» Problem to work on
Exactly as they appear, set down all the lines of the material.
Material supplied: Begin
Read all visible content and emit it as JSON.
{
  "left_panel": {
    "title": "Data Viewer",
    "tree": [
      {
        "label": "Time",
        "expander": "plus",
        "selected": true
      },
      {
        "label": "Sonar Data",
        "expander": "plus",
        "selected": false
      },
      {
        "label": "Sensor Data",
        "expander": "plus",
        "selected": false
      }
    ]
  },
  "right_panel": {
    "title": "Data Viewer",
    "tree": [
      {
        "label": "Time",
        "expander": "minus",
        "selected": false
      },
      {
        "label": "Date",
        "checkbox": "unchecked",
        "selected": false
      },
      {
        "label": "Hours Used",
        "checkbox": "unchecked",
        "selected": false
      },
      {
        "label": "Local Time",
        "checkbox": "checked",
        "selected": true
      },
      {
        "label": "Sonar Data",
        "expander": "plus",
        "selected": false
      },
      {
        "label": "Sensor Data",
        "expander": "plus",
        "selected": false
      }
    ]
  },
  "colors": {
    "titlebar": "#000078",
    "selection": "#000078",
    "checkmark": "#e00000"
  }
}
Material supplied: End
» Response for this exercise
Read all visible content and emit it as JSON.
{
  "left_panel": {
    "title": "Data Viewer",
    "tree": [
      {
        "label": "Time",
        "expander": "plus",
        "selected": true
      },
      {
        "label": "Sonar Data",
        "expander": "plus",
        "selected": false
      },
      {
        "label": "Sensor Data",
        "expander": "plus",
        "selected": false
      }
    ]
  },
  "right_panel": {
    "title": "Data Viewer",
    "tree": [
      {
        "label": "Time",
        "expander": "minus",
        "selected": false
      },
      {
        "label": "Date",
        "checkbox": "unchecked",
        "selected": false
      },
      {
        "label": "Hours Used",
        "checkbox": "unchecked",
        "selected": false
      },
      {
        "label": "Local Time",
        "checkbox": "checked",
        "selected": true
      },
      {
        "label": "Sonar Data",
        "expander": "plus",
        "selected": false
      },
      {
        "label": "Sensor Data",
        "expander": "plus",
        "selected": false
      }
    ]
  },
  "colors": {
    "titlebar": "#000078",
    "selection": "#000078",
    "checkmark": "#e00000"
  }
}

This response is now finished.